About this exercise:
Send every record back word for word.

---

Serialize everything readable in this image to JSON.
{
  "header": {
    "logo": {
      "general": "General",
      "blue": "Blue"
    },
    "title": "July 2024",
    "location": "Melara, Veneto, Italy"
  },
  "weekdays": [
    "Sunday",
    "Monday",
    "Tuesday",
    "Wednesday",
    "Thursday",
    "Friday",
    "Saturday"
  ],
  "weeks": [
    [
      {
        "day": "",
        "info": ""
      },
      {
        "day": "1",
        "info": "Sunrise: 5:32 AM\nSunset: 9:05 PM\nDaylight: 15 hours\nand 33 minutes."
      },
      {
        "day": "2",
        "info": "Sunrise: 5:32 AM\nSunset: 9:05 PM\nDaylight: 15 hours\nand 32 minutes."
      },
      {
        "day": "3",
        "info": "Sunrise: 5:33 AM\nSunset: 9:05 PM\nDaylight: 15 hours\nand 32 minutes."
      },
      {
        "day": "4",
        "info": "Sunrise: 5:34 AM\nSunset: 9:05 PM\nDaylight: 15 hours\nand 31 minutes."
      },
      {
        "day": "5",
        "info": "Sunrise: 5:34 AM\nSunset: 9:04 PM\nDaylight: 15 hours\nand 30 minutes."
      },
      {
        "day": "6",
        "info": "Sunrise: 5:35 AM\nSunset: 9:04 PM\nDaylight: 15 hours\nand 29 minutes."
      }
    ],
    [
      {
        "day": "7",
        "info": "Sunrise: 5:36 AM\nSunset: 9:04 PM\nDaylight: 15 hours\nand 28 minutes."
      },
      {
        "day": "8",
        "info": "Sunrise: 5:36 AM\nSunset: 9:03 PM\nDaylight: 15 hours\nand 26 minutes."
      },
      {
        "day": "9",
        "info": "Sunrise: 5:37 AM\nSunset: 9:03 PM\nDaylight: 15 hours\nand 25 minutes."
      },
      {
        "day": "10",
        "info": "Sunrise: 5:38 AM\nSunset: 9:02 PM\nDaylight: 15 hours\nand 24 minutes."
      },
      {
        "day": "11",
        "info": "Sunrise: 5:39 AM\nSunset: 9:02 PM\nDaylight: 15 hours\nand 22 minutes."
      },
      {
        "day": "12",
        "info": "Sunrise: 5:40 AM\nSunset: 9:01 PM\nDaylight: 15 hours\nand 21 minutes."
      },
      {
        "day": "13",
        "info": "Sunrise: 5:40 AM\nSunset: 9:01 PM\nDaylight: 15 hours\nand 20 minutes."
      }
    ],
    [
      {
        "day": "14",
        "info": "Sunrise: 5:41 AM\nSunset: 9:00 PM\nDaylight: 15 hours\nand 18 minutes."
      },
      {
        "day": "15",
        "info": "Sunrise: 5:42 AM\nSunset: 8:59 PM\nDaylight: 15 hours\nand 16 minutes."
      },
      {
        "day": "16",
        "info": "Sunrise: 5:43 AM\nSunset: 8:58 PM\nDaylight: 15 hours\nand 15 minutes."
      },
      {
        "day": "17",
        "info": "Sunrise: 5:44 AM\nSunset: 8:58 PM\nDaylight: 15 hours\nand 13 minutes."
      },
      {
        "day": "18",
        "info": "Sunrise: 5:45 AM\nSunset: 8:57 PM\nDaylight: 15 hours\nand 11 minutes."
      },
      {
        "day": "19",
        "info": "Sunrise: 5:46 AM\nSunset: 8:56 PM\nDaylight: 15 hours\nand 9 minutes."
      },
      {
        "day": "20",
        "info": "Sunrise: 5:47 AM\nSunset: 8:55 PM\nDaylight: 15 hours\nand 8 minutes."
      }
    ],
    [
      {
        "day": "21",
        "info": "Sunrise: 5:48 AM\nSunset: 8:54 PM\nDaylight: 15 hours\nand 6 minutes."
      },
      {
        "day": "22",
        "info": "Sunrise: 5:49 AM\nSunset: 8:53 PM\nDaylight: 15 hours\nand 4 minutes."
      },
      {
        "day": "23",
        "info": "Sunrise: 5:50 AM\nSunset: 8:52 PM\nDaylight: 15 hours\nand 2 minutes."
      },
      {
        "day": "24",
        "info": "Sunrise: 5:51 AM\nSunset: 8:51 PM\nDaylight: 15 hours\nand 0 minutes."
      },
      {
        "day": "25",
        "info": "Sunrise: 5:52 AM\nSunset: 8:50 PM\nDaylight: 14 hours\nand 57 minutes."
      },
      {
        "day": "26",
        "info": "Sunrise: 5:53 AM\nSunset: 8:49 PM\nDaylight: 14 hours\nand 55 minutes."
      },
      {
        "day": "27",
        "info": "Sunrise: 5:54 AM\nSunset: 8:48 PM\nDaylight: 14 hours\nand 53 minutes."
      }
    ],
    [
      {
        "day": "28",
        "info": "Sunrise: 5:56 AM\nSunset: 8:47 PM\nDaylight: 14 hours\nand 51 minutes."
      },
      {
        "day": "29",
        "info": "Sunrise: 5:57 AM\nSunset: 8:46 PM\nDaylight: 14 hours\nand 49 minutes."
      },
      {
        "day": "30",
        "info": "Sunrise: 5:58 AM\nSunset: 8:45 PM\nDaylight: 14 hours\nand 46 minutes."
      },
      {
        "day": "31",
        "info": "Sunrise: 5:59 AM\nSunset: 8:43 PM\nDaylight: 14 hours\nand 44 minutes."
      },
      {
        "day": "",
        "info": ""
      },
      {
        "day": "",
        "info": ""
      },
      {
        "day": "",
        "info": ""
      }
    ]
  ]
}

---

Task response:
Serialize everything readable in this image to JSON.
{
  "header": {
    "logo": {
      "general": "General",
      "blue": "Blue"
    },
    "title": "July 2024",
    "location": "Melara, Veneto, Italy"
  },
  "weekdays": [
    "Sunday",
    "Monday",
    "Tuesday",
    "Wednesday",
    "Thursday",
    "Friday",
    "Saturday"
  ],
  "weeks": [
    [
      {
        "day": "",
        "info": ""
      },
      {
        "day": "1",
        "info": "Sunrise: 5:32 AM\nSunset: 9:05 PM\nDaylight: 15 hours\nand 33 minutes."
      },
      {
        "day": "2",
        "info": "Sunrise: 5:32 AM\nSunset: 9:05 PM\nDaylight: 15 hours\nand 32 minutes."
      },
      {
        "day": "3",
        "info": "Sunrise: 5:33 AM\nSunset: 9:05 PM\nDaylight: 15 hours\nand 32 minutes."
      },
      {
        "day": "4",
        "info": "Sunrise: 5:34 AM\nSunset: 9:05 PM\nDaylight: 15 hours\nand 31 minutes."
      },
      {
        "day": "5",
        "info": "Sunrise: 5:34 AM\nSunset: 9:04 PM\nDaylight: 15 hours\nand 30 minutes."
      },
      {
        "day": "6",
        "info": "Sunrise: 5:35 AM\nSunset: 9:04 PM\nDaylight: 15 hours\nand 29 minutes."
      }
    ],
    [
      {
        "day": "7",
        "info": "Sunrise: 5:36 AM\nSunset: 9:04 PM\nDaylight: 15 hours\nand 28 minutes."
      },
      {
        "day": "8",
        "info": "Sunrise: 5:36 AM\nSunset: 9:03 PM\nDaylight: 15 hours\nand 26 minutes."
      },
      {
        "day": "9",
        "info": "Sunrise: 5:37 AM\nSunset: 9:03 PM\nDaylight: 15 hours\nand 25 minutes."
      },
      {
        "day": "10",
        "info": "Sunrise: 5:38 AM\nSunset: 9:02 PM\nDaylight: 15 hours\nand 24 minutes."
      },
      {
        "day": "11",
        "info": "Sunrise: 5:39 AM\nSunset: 9:02 PM\nDaylight: 15 hours\nand 22 minutes."
      },
      {
        "day": "12",
        "info": "Sunrise: 5:40 AM\nSunset: 9:01 PM\nDaylight: 15 hours\nand 21 minutes."
      },
      {
        "day": "13",
        "info": "Sunrise: 5:40 AM\nSunset: 9:01 PM\nDaylight: 15 hours\nand 20 minutes."
      }
    ],
    [
      {
        "day": "14",
        "info": "Sunrise: 5:41 AM\nSunset: 9:00 PM\nDaylight: 15 hours\nand 18 minutes."
      },
      {
        "day": "15",
        "info": "Sunrise: 5:42 AM\nSunset: 8:59 PM\nDaylight: 15 hours\nand 16 minutes."
      },
      {
        "day": "16",
        "info": "Sunrise: 5:43 AM\nSunset: 8:58 PM\nDaylight: 15 hours\nand 15 minutes."
      },
      {
        "day": "17",
        "info": "Sunrise: 5:44 AM\nSunset: 8:58 PM\nDaylight: 15 hours\nand 13 minutes."
      },
      {
        "day": "18",
        "info": "Sunrise: 5:45 AM\nSunset: 8:57 PM\nDaylight: 15 hours\nand 11 minutes."
      },
      {
        "day": "19",
        "info": "Sunrise: 5:46 AM\nSunset: 8:56 PM\nDaylight: 15 hours\nand 9 minutes."
      },
      {
        "day": "20",
        "info": "Sunrise: 5:47 AM\nSunset: 8:55 PM\nDaylight: 15 hours\nand 8 minutes."
      }
    ],
    [
      {
        "day": "21",
        "info": "Sunrise: 5:48 AM\nSunset: 8:54 PM\nDaylight: 15 hours\nand 6 minutes."
      },
      {
        "day": "22",
        "info": "Sunrise: 5:49 AM\nSunset: 8:53 PM\nDaylight: 15 hours\nand 4 minutes."
      },
      {
        "day": "23",
        "info": "Sunrise: 5:50 AM\nSunset: 8:52 PM\nDaylight: 15 hours\nand 2 minutes."
      },
      {
        "day": "24",
        "info": "Sunrise: 5:51 AM\nSunset: 8:51 PM\nDaylight: 15 hours\nand 0 minutes."
      },
      {
        "day": "25",
        "info": "Sunrise: 5:52 AM\nSunset: 8:50 PM\nDaylight: 14 hours\nand 57 minutes."
      },
      {
        "day": "26",
        "info": "Sunrise: 5:53 AM\nSunset: 8:49 PM\nDaylight: 14 hours\nand 55 minutes."
      },
      {
        "day": "27",
        "info": "Sunrise: 5:54 AM\nSunset: 8:48 PM\nDaylight: 14 hours\nand 53 minutes."
      }
    ],
    [
      {
        "day": "28",
        "info": "Sunrise: 5:56 AM\nSunset: 8:47 PM\nDaylight: 14 hours\nand 51 minutes."
      },
      {
        "day": "29",
        "info": "Sunrise: 5:57 AM\nSunset: 8:46 PM\nDaylight: 14 hours\nand 49 minutes."
      },
      {
        "day": "30",
        "info": "Sunrise: 5:58 AM\nSunset: 8:45 PM\nDaylight: 14 hours\nand 46 minutes."
      },
      {
        "day": "31",
        "info": "Sunrise: 5:59 AM\nSunset: 8:43 PM\nDaylight: 14 hours\nand 44 minutes."
      },
      {
        "day": "",
        "info": ""
      },
      {
        "day": "",
        "info": ""
      },
      {
        "day": "",
        "info": ""
      }
    ]
  ]
}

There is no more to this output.